#### [Your assignment]
Read through the data, and wherever a line holds the word "Iteration", write that line out.
---+---
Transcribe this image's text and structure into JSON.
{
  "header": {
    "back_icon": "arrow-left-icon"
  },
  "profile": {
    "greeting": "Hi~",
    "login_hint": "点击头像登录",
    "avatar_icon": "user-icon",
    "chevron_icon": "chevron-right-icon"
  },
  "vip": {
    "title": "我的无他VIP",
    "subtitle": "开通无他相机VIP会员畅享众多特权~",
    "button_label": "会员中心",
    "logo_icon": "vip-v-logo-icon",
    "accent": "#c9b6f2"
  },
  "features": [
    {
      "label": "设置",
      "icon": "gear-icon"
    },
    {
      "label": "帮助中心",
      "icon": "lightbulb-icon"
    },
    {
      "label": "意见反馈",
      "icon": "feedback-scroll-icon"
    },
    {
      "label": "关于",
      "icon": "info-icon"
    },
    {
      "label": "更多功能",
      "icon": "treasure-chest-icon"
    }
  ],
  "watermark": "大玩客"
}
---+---
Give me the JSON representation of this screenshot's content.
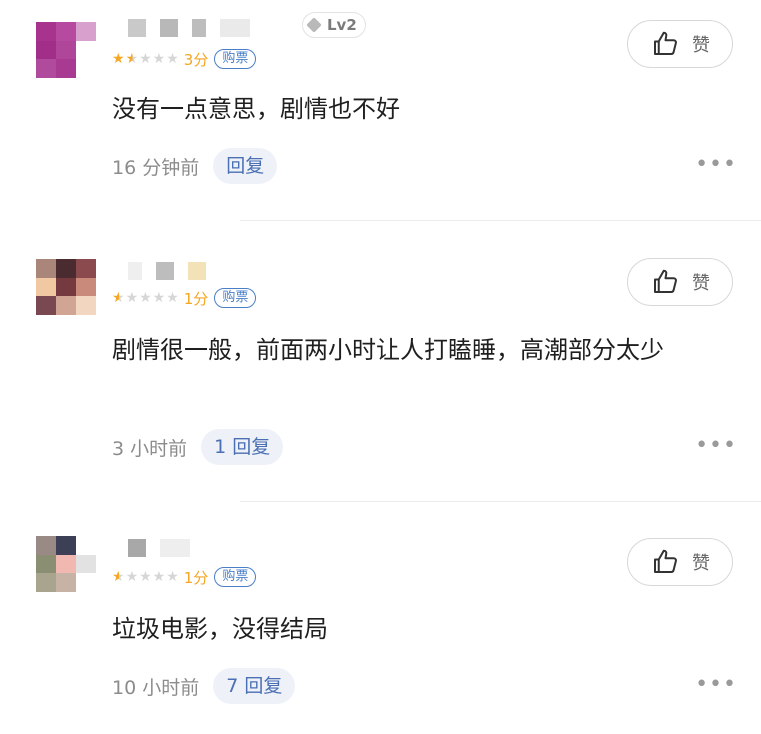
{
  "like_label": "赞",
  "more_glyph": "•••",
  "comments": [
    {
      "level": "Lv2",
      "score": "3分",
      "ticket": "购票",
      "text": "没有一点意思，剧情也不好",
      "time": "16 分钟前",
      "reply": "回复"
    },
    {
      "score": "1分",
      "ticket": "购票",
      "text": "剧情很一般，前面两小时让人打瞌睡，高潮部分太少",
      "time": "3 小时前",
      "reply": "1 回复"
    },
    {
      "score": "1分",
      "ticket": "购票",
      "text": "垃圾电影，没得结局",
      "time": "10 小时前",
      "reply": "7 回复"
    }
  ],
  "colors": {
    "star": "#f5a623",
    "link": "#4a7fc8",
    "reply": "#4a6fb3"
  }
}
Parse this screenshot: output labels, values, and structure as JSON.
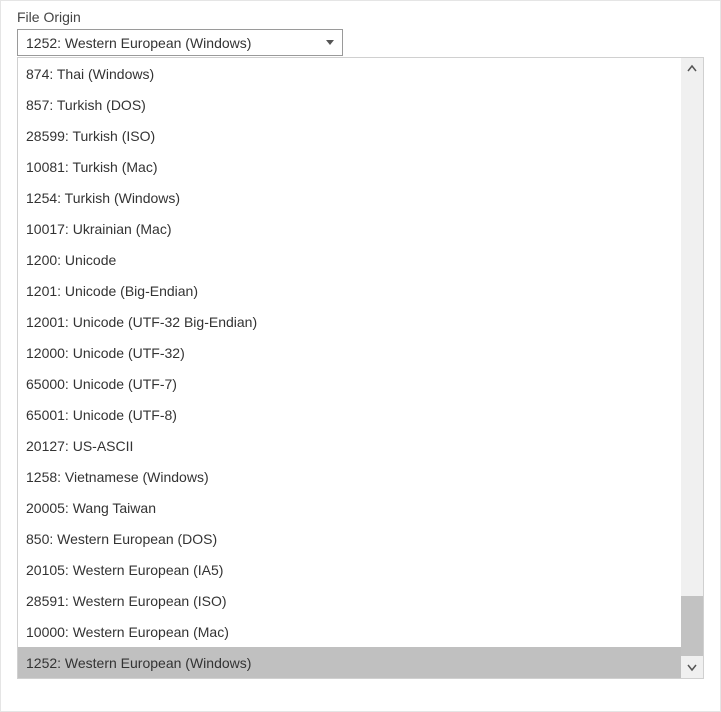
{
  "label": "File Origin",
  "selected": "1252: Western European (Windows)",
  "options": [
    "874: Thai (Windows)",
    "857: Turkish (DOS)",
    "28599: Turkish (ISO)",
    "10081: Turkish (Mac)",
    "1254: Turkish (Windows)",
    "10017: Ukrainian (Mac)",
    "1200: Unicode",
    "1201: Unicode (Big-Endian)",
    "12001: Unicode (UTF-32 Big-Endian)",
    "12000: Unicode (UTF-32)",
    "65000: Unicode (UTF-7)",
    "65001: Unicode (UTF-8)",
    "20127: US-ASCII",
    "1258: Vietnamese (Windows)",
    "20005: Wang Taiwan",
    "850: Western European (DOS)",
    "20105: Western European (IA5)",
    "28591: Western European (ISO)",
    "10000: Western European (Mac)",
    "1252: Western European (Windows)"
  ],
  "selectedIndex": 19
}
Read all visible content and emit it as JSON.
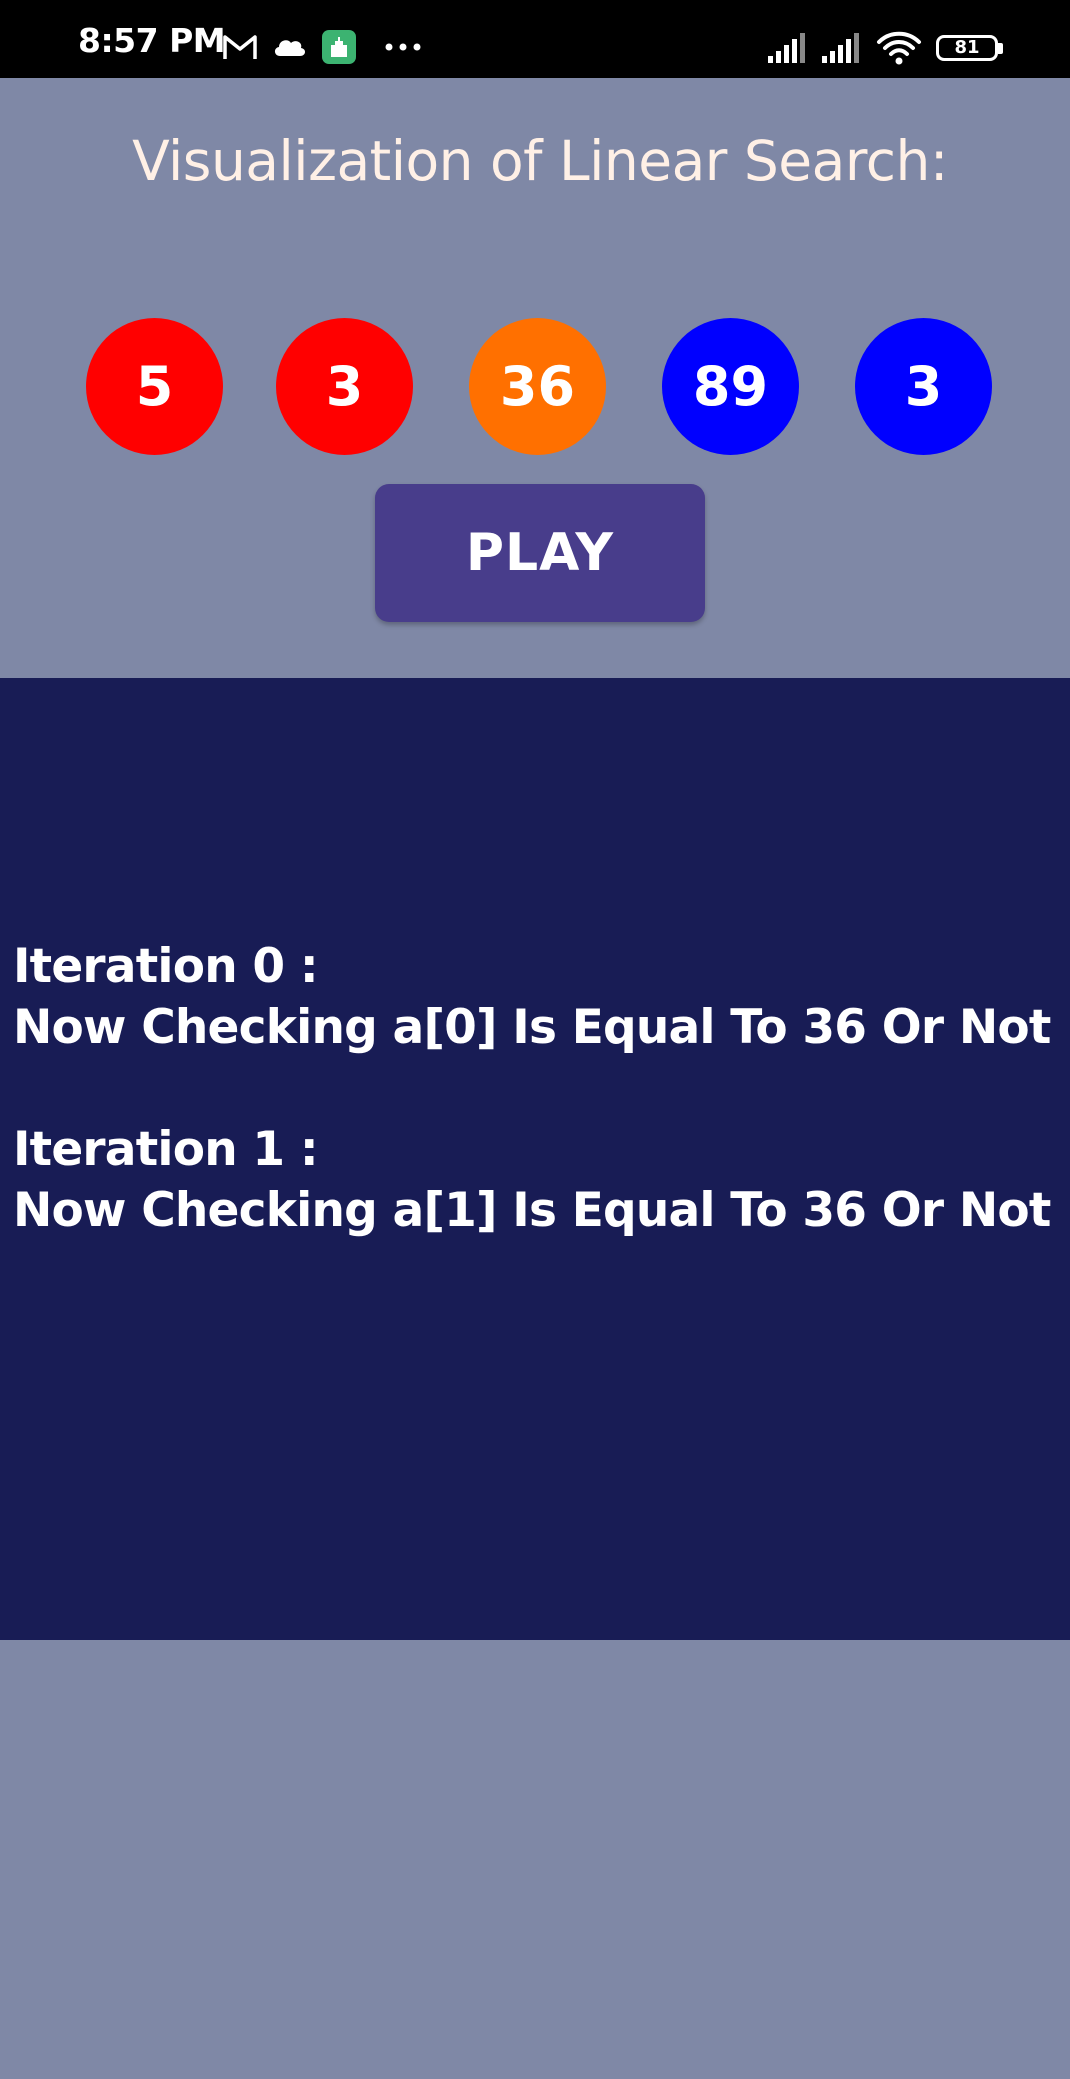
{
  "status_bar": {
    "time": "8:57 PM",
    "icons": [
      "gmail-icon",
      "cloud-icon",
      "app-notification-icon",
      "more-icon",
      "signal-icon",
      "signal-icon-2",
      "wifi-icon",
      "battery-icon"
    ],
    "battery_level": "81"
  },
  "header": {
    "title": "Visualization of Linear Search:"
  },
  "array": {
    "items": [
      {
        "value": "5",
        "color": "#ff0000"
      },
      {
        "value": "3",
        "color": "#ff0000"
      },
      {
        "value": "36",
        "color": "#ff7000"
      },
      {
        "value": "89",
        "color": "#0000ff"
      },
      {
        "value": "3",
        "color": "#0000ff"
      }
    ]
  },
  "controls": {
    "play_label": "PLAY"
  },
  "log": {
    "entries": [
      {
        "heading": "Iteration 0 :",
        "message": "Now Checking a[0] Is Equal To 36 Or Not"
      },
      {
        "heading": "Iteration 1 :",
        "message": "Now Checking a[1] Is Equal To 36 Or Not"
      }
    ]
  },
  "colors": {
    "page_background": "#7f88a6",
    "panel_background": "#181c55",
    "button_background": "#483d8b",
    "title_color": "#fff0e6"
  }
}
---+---
#### [Solved exercise]
        "heading": "Iteration 0 :",
        "heading": "Iteration 1 :",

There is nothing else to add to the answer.